Late Filing Penalties May be Reduced or Avoided

For Taxpayers who did not timely file their FBAR and other international information-related reporting forms, the IRS has developed many different offshore amnesty programs to assist taxpayers with safely getting into compliance. These programs may reduce or even eliminate international reporting penalties.

Current Year vs Prior Year Non-Compliance

Once a taxpayer missed the tax and reporting (such as FBAR and FATCA) requirements for prior years, they will want to be careful before submitting their information to the IRS in the current year. That is because they may risk making a quiet disclosure if they just begin filing forward in the current year and/or mass filing previous year forms without doing so under one of the approved IRS offshore submission procedures. Before filing prior untimely foreign reporting forms, taxpayers should consider speaking with a Board-Certified Tax Law Specialist who specializes exclusively in these types of offshore disclosure matters.

Avoid False Offshore Disclosure Submissions (Willful vs Non-Willful)

In recent years, the IRS has increased the level of scrutiny for certain streamlined procedure submissions. When a person is non-willful, they have an excellent chance of making a successful submission to Streamlined Procedures. If they are willful, they would submit to the IRS Voluntary Disclosure Program instead. But, if a willful Taxpayer submits an intentionally false narrative under the Streamlined Procedures (and gets caught), they may become subject to significant fines and penalties

Need Help Finding an Experienced Offshore Tax Attorney?

When it comes to hiring an experienced international tax attorney to represent you for unreported foreign and offshore account reporting, it can become overwhelming for taxpayers trying to trek through all the false information and nonsense they will find in their online research.
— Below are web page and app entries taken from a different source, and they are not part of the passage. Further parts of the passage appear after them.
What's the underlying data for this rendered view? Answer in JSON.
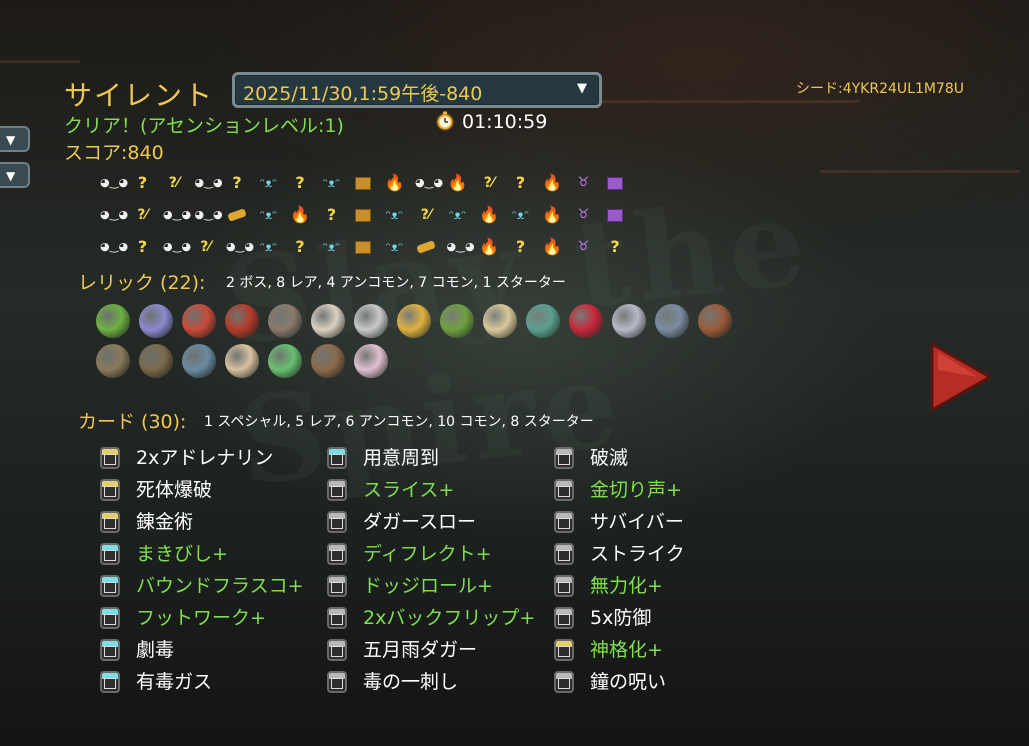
{
  "header": {
    "character": "サイレント",
    "run_select_value": "2025/11/30,1:59午後-840",
    "seed": "シード:4YKR24UL1M78U",
    "result": "クリア！(アセンションレベル:1)",
    "time": "01:10:59",
    "score": "スコア:840"
  },
  "map": {
    "rows": [
      [
        "monster",
        "unknown",
        "unkmon",
        "monster",
        "unknown",
        "elite",
        "unknown",
        "elite",
        "chest",
        "rest",
        "monster",
        "rest",
        "unkmon",
        "unknown",
        "rest",
        "boss",
        "boss-chest"
      ],
      [
        "monster",
        "unkmon",
        "monster",
        "monster",
        "shop",
        "elite",
        "rest",
        "unknown",
        "chest",
        "elite",
        "unkmon",
        "elite",
        "rest",
        "elite",
        "rest",
        "boss",
        "boss-chest"
      ],
      [
        "monster",
        "unknown",
        "monster",
        "unkmon",
        "monster",
        "elite",
        "unknown",
        "elite",
        "chest",
        "elite",
        "shop",
        "monster",
        "rest",
        "unknown",
        "rest",
        "boss",
        "unknown"
      ]
    ],
    "glyphs": {
      "monster": "◕‿◕",
      "unknown": "?",
      "unkmon": "?⁄",
      "elite": "ᵔᴥᵔ",
      "rest": "🔥",
      "boss": "♉"
    }
  },
  "relics": {
    "label": "レリック (22):",
    "summary": "2 ボス, 8 レア, 4 アンコモン, 7 コモン, 1 スターター",
    "row1_colors": [
      "#6fb043",
      "#8a8ad0",
      "#c84a3a",
      "#b43a2a",
      "#8a7a6a",
      "#d9d0c0",
      "#c8c8c8",
      "#e0b040",
      "#6fa040",
      "#d8c89a",
      "#5aa090",
      "#c8283a",
      "#b8b8c8",
      "#7a8aa0",
      "#9a5a3a"
    ],
    "row2_colors": [
      "#8a7a5a",
      "#7a6a4a",
      "#6a8aa0",
      "#d8c0a0",
      "#68c070",
      "#8a6a4a",
      "#e0c0d0"
    ]
  },
  "cards": {
    "label": "カード (30):",
    "summary": "1 スペシャル, 5 レア, 6 アンコモン, 10 コモン, 8 スターター",
    "columns": [
      [
        {
          "name": "2xアドレナリン",
          "upgraded": false,
          "band": "#e5cf6a"
        },
        {
          "name": "死体爆破",
          "upgraded": false,
          "band": "#e5cf6a"
        },
        {
          "name": "錬金術",
          "upgraded": false,
          "band": "#e5cf6a"
        },
        {
          "name": "まきびし+",
          "upgraded": true,
          "band": "#7adfe0"
        },
        {
          "name": "バウンドフラスコ+",
          "upgraded": true,
          "band": "#7adfe0"
        },
        {
          "name": "フットワーク+",
          "upgraded": true,
          "band": "#7adfe0"
        },
        {
          "name": "劇毒",
          "upgraded": false,
          "band": "#7adfe0"
        },
        {
          "name": "有毒ガス",
          "upgraded": false,
          "band": "#7adfe0"
        }
      ],
      [
        {
          "name": "用意周到",
          "upgraded": false,
          "band": "#7adfe0"
        },
        {
          "name": "スライス+",
          "upgraded": true,
          "band": "#b8b8b8"
        },
        {
          "name": "ダガースロー",
          "upgraded": false,
          "band": "#b8b8b8"
        },
        {
          "name": "ディフレクト+",
          "upgraded": true,
          "band": "#b8b8b8"
        },
        {
          "name": "ドッジロール+",
          "upgraded": true,
          "band": "#b8b8b8"
        },
        {
          "name": "2xバックフリップ+",
          "upgraded": true,
          "band": "#b8b8b8"
        },
        {
          "name": "五月雨ダガー",
          "upgraded": false,
          "band": "#b8b8b8"
        },
        {
          "name": "毒の一刺し",
          "upgraded": false,
          "band": "#b8b8b8"
        }
      ],
      [
        {
          "name": "破滅",
          "upgraded": false,
          "band": "#b8b8b8"
        },
        {
          "name": "金切り声+",
          "upgraded": true,
          "band": "#b8b8b8"
        },
        {
          "name": "サバイバー",
          "upgraded": false,
          "band": "#b8b8b8"
        },
        {
          "name": "ストライク",
          "upgraded": false,
          "band": "#b8b8b8"
        },
        {
          "name": "無力化+",
          "upgraded": true,
          "band": "#b8b8b8"
        },
        {
          "name": "5x防御",
          "upgraded": false,
          "band": "#b8b8b8"
        },
        {
          "name": "神格化+",
          "upgraded": true,
          "band": "#e5cf6a"
        },
        {
          "name": "鐘の呪い",
          "upgraded": false,
          "band": "#b8b8b8"
        }
      ]
    ]
  },
  "colors": {
    "gold": "#efc851",
    "upgraded": "#7fe04a",
    "next_arrow": "#c0322a"
  }
}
There are only a handful of attorneys worldwide who are Board-Certified Tax Specialists and who specialize exclusively in offshore disclosure and international tax amnesty reporting. 

This resource may help taxpayers seeking to hire offshore tax counsel: How to Hire an Offshore Disclosure Lawyer.

Golding & Golding: About Our International Tax Law Firm

Golding & Golding specializes exclusively in international tax, specifically IRS offshore disclosure

Contact our firm today for assistance.